What this task involves →
One number is the whole answer: how many lines of the material hold "product".
---+---
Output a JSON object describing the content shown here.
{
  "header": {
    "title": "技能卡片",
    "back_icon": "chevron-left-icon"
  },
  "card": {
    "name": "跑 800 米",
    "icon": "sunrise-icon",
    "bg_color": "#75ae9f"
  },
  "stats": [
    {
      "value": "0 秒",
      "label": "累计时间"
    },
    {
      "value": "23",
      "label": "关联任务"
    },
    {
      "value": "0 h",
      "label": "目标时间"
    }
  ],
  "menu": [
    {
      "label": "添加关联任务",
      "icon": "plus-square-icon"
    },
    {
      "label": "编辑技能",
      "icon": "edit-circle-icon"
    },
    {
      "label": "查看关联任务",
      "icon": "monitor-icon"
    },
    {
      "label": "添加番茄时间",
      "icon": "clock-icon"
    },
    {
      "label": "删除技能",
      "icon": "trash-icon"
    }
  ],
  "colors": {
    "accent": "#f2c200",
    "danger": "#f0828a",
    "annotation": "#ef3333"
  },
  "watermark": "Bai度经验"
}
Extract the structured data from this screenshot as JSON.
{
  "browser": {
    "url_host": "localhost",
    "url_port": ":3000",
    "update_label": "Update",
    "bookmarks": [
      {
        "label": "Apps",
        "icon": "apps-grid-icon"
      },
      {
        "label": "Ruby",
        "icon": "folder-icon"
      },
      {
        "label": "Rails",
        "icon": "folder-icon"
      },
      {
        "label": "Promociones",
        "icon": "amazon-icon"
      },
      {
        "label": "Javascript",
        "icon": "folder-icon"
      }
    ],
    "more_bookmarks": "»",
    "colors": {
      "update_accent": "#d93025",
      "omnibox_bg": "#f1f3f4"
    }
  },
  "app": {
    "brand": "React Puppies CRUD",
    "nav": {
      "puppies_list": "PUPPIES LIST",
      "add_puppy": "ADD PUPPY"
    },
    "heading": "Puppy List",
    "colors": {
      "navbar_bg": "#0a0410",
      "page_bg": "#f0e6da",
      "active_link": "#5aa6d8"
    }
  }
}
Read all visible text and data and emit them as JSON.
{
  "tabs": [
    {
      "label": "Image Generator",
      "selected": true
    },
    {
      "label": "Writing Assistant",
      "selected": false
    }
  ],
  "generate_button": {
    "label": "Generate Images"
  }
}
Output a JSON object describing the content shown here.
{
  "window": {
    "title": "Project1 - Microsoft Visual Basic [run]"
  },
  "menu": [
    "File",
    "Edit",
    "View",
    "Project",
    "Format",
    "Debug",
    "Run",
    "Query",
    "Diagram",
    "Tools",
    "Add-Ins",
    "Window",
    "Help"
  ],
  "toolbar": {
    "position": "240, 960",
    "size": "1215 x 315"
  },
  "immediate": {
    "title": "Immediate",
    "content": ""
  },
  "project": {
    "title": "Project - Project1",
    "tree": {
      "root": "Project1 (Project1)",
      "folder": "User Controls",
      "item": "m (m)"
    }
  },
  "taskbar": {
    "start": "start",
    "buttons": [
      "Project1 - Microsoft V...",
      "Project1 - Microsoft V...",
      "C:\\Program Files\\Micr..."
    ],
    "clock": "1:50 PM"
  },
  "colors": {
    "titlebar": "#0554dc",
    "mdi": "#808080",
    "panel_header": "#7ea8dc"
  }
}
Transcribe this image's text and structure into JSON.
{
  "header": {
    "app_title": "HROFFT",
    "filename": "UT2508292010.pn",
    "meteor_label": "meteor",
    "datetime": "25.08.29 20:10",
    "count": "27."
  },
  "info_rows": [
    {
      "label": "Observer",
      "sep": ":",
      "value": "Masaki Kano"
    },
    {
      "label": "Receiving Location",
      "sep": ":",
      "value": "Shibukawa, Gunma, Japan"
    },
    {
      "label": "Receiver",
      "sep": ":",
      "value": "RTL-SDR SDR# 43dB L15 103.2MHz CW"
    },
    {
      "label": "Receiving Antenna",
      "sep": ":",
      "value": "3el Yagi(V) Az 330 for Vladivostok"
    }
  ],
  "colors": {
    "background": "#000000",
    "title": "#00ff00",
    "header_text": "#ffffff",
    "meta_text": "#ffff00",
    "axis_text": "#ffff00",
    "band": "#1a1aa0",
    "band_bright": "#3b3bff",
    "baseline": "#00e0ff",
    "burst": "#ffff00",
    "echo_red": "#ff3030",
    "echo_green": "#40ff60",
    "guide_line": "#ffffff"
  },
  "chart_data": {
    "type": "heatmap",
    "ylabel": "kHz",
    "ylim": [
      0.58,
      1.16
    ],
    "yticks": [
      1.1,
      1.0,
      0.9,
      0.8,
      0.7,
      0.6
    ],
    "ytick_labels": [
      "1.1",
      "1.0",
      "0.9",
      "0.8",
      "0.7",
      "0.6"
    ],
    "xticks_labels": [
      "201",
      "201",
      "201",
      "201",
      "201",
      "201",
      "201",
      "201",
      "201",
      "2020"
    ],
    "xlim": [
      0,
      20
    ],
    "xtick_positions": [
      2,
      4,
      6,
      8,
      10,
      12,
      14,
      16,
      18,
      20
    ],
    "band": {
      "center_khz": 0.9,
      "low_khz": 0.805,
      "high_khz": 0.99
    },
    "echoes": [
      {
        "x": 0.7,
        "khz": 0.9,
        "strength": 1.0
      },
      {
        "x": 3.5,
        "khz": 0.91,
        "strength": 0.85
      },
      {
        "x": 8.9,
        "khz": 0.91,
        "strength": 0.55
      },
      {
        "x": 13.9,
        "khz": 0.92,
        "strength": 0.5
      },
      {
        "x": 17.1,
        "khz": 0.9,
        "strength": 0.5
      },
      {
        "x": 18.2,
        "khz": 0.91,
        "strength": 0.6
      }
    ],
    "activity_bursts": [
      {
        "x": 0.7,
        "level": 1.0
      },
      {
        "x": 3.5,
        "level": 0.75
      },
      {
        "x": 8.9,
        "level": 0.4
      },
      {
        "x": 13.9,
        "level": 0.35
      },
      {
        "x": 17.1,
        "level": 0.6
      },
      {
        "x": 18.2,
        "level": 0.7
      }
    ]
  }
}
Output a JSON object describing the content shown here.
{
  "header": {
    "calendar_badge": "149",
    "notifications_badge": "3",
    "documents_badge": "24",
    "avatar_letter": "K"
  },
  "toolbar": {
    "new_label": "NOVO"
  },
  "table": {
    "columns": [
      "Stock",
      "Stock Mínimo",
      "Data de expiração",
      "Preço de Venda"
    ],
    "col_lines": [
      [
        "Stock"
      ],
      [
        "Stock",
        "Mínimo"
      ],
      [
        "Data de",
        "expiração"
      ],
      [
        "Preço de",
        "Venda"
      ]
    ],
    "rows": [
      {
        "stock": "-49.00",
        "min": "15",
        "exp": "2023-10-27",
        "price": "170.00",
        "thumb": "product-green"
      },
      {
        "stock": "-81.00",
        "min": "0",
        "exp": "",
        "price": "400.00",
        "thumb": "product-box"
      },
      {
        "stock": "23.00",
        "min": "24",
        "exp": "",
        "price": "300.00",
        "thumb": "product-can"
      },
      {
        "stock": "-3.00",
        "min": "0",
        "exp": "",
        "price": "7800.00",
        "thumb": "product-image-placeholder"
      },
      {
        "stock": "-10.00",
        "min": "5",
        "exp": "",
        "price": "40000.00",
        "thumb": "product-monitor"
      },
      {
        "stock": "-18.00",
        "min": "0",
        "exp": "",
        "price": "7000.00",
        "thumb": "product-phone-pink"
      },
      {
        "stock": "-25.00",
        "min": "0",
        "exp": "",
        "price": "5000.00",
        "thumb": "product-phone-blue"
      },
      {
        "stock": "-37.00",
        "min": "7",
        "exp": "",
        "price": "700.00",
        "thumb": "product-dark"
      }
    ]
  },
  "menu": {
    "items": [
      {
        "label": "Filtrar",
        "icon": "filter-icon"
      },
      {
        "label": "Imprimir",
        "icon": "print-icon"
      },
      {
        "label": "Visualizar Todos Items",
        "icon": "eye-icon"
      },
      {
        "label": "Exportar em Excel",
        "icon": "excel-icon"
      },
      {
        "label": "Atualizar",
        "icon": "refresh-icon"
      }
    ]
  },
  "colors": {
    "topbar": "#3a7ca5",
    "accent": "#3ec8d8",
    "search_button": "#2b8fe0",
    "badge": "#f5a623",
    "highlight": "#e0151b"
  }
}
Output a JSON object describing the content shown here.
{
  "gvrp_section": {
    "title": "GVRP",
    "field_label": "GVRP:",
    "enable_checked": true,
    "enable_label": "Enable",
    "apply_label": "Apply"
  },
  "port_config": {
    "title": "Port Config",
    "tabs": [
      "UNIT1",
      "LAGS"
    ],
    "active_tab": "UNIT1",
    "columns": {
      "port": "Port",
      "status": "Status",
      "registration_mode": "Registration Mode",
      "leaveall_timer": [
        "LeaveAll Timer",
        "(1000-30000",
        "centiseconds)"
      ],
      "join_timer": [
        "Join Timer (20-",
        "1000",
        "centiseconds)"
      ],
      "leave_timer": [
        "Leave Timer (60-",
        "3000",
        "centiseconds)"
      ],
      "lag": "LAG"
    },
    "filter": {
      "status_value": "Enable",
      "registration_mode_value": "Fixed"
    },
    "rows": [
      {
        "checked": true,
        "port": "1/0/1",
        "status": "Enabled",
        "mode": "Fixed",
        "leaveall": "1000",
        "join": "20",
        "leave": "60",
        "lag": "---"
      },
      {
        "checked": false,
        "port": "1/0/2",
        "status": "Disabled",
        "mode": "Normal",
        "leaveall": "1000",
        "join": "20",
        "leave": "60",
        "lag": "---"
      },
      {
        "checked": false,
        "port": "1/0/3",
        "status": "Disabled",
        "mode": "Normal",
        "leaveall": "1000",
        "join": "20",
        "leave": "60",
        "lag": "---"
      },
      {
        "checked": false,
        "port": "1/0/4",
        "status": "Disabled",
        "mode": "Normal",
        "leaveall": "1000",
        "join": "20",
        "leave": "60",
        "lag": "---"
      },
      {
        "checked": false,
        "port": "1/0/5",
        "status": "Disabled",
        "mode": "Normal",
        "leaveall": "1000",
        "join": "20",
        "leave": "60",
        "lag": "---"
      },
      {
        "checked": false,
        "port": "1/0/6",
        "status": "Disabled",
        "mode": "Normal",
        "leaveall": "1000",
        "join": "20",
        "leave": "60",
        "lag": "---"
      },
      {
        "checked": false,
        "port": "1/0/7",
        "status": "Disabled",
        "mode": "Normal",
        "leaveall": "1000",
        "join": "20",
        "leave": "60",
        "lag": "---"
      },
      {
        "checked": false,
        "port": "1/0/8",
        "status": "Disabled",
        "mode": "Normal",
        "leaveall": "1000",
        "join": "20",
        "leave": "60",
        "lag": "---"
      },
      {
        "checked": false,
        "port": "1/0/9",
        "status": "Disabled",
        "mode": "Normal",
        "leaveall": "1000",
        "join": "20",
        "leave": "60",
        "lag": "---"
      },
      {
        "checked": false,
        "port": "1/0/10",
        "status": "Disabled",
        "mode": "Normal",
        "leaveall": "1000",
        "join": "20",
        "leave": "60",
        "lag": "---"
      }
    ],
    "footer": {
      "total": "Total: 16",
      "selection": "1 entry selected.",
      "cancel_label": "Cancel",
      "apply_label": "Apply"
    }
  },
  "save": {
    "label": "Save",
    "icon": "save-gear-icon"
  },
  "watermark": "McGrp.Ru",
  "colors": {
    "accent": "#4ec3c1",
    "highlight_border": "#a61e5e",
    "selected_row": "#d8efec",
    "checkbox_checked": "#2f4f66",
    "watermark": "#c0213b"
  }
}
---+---
Response to the exercise →
8